Could you set down every entry exactly as it appears?

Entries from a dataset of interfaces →
──────
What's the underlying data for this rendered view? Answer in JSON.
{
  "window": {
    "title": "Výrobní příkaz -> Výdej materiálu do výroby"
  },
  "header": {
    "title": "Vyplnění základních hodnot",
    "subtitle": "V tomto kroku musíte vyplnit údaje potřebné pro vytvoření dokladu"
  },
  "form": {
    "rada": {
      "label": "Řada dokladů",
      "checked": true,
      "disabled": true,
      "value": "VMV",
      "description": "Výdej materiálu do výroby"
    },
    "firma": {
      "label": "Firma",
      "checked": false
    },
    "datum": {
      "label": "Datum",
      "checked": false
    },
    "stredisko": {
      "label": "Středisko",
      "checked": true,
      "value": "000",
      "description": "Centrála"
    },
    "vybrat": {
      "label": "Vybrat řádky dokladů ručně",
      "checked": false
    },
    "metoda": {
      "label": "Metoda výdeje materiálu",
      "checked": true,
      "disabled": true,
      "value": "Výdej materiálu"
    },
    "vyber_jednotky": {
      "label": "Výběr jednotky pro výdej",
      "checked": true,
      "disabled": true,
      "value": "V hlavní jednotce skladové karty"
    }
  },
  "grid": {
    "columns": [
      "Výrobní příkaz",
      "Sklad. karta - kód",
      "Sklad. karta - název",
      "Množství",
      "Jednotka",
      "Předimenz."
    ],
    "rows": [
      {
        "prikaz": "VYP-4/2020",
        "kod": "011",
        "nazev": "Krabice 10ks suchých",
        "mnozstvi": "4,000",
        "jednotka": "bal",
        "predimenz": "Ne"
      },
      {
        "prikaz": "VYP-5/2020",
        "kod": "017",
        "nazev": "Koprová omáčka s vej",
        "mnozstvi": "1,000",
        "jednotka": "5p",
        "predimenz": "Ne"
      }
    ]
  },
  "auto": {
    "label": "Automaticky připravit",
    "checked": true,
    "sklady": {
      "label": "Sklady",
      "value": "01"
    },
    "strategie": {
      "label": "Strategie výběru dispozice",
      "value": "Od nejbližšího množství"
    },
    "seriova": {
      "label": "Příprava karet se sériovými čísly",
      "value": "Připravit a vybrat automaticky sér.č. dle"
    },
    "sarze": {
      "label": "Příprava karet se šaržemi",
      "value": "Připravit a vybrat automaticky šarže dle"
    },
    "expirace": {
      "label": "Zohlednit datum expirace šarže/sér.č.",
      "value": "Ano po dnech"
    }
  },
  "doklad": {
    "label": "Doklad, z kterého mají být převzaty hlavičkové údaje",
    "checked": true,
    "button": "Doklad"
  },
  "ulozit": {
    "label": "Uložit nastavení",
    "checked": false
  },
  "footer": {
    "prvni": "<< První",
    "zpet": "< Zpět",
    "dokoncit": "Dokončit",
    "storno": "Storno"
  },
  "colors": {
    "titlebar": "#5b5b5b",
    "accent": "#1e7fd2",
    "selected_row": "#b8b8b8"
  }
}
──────
Response to the task →
What's the underlying data for this rendered view? Answer in JSON.
{
  "window": {
    "title": "Výrobní příkaz -> Výdej materiálu do výroby"
  },
  "header": {
    "title": "Vyplnění základních hodnot",
    "subtitle": "V tomto kroku musíte vyplnit údaje potřebné pro vytvoření dokladu"
  },
  "form": {
    "rada": {
      "label": "Řada dokladů",
      "checked": true,
      "disabled": true,
      "value": "VMV",
      "description": "Výdej materiálu do výroby"
    },
    "firma": {
      "label": "Firma",
      "checked": false
    },
    "datum": {
      "label": "Datum",
      "checked": false
    },
    "stredisko": {
      "label": "Středisko",
      "checked": true,
      "value": "000",
      "description": "Centrála"
    },
    "vybrat": {
      "label": "Vybrat řádky dokladů ručně",
      "checked": false
    },
    "metoda": {
      "label": "Metoda výdeje materiálu",
      "checked": true,
      "disabled": true,
      "value": "Výdej materiálu"
    },
    "vyber_jednotky": {
      "label": "Výběr jednotky pro výdej",
      "checked": true,
      "disabled": true,
      "value": "V hlavní jednotce skladové karty"
    }
  },
  "grid": {
    "columns": [
      "Výrobní příkaz",
      "Sklad. karta - kód",
      "Sklad. karta - název",
      "Množství",
      "Jednotka",
      "Předimenz."
    ],
    "rows": [
      {
        "prikaz": "VYP-4/2020",
        "kod": "011",
        "nazev": "Krabice 10ks suchých",
        "mnozstvi": "4,000",
        "jednotka": "bal",
        "predimenz": "Ne"
      },
      {
        "prikaz": "VYP-5/2020",
        "kod": "017",
        "nazev": "Koprová omáčka s vej",
        "mnozstvi": "1,000",
        "jednotka": "5p",
        "predimenz": "Ne"
      }
    ]
  },
  "auto": {
    "label": "Automaticky připravit",
    "checked": true,
    "sklady": {
      "label": "Sklady",
      "value": "01"
    },
    "strategie": {
      "label": "Strategie výběru dispozice",
      "value": "Od nejbližšího množství"
    },
    "seriova": {
      "label": "Příprava karet se sériovými čísly",
      "value": "Připravit a vybrat automaticky sér.č. dle"
    },
    "sarze": {
      "label": "Příprava karet se šaržemi",
      "value": "Připravit a vybrat automaticky šarže dle"
    },
    "expirace": {
      "label": "Zohlednit datum expirace šarže/sér.č.",
      "value": "Ano po dnech"
    }
  },
  "doklad": {
    "label": "Doklad, z kterého mají být převzaty hlavičkové údaje",
    "checked": true,
    "button": "Doklad"
  },
  "ulozit": {
    "label": "Uložit nastavení",
    "checked": false
  },
  "footer": {
    "prvni": "<< První",
    "zpet": "< Zpět",
    "dokoncit": "Dokončit",
    "storno": "Storno"
  },
  "colors": {
    "titlebar": "#5b5b5b",
    "accent": "#1e7fd2",
    "selected_row": "#b8b8b8"
  }
}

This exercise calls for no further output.